DESCRIPTION OF THE TASK:
Copy out lines with the word "Recent" from the material that follows.

RECORDS TO USE:

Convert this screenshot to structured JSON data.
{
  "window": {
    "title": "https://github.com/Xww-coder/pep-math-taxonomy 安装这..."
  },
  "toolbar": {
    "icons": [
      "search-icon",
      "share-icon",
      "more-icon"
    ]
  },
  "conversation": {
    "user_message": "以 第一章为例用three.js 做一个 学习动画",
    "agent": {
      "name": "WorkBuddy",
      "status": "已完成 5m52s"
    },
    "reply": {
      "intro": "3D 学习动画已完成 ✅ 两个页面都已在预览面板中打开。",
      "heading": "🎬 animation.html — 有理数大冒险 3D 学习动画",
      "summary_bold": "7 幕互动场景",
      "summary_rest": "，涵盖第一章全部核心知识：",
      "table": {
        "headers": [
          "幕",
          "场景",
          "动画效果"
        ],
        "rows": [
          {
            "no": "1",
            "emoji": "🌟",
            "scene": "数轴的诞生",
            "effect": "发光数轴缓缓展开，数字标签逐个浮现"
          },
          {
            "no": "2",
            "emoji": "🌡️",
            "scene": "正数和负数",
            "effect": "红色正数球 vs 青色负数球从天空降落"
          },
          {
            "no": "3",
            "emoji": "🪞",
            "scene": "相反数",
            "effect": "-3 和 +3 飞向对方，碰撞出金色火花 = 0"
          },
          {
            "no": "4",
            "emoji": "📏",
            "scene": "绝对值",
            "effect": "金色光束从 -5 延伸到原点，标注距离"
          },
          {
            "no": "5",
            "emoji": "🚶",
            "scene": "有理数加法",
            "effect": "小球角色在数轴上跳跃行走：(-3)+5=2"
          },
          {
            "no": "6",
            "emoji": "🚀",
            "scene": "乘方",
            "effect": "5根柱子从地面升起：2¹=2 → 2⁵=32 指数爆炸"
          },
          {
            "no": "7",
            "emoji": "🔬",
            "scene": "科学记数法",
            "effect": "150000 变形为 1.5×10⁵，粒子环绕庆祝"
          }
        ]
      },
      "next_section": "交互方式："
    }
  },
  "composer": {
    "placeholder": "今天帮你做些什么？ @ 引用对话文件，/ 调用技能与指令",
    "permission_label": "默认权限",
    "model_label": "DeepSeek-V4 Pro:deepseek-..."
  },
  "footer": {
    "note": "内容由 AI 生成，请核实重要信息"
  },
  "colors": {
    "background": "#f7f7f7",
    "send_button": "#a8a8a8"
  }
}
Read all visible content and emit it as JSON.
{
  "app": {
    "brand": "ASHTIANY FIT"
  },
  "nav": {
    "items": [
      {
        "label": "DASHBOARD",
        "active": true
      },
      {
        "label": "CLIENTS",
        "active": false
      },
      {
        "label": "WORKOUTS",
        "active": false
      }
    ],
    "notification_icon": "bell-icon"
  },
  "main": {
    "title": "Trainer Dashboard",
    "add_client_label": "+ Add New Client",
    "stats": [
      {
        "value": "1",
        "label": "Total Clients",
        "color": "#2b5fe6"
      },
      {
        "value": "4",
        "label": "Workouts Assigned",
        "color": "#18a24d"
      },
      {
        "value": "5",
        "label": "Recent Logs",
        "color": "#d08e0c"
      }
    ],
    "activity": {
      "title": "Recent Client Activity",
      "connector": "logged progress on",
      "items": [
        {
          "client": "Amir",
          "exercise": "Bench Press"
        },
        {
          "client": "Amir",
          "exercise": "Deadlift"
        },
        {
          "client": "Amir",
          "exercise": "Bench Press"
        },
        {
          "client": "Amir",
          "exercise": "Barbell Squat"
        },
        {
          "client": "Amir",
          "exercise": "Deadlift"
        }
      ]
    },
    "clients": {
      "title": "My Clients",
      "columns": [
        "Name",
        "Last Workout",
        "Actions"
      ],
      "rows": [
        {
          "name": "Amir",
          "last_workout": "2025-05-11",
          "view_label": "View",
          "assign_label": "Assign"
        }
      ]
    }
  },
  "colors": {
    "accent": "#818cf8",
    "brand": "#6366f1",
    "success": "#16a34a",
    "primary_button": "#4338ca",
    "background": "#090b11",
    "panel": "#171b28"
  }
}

ANSWER TO THIS TASK:
        "label": "Recent Logs",
      "title": "Recent Client Activity",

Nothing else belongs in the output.